Popularity by association
To bind the pack to her she offers them a deal. In return for their loyalty she offers them security and something they crave – something that will make them want to feel protective towards her and keep in her in pole position. She offers them popularity by association. Popularity isn’t difficult for the celebrity alpha. She will have something that others admire. It may be due to sheer luck in the gene pool: she may be prettier and more attractive than those around her. They know it, and so does she. It gets her attention from the boys, and also from the girls who want to be like her and, most importantly, want to be associated with her because her popularity rubs off on them.
On the other hand, her popularity could be due to being tough, or clever, or sporty, or loud, or angry, or breaking rules, or answering teachers back. Each of these qualities will find willing supporters among her peers who find these traits impressive and admirable. She does these things brilliantly, with style, and her potential pack members long to be associated with her. Someone like Danny (aged 15), for example: ‘If that person’s popular then [others]’ll want to be with them. You see those people in the press that are good at stuff … loved by everyone.’ And, of course, once in place, Alpha sets the rules, and then whatever she thinks she isn’t, she won’t want anyone else in the pack to be. So if she isn’t pretty she won’t like those who are; if she’s academically gifted she’ll be scornful of those who aren’t. They’re unlikely to be in her pack; in fact, they may well be on her list of potential prey.
While popularity works like a magnet for Alpha attracting the kind of loyal support she craves, she constantly needs to find new ways to become even more powerful and attractive. So she has one more ace up her sleeve; one more crucially attractive gift that potential pack members can’t be confident about getting elsewhere. She offers them the precious hand of friendship.
In reality, of course, it’s a completely false friendship that she offers; the kind that has a deceptive veneer of trust, loyalty and reciprocal caring and sharing. It takes in the gullible; those who are deceived by her status, strength and popularity. It is, in fact, a relationship founded on totally conditional terms, lacking any mutual respect, manipulating the notion of ‘best friends forever’ and the leverage gained from the acquisition of personal secrets as insurance against disloyalty and betrayal.

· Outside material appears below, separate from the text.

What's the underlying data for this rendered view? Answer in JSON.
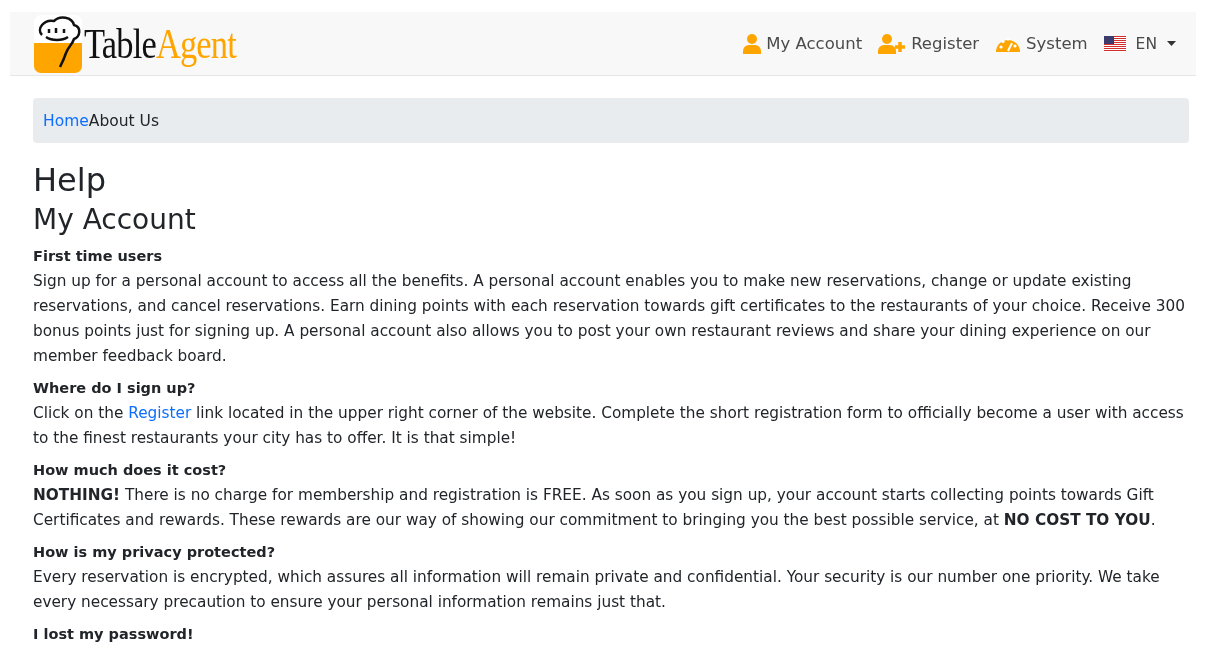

© Sam Littlemore, 2015
Extracted from the book Girl Bullying by Dr Sam, which is available now in paperback from Crown House Publishing Limited, priced at £12.99.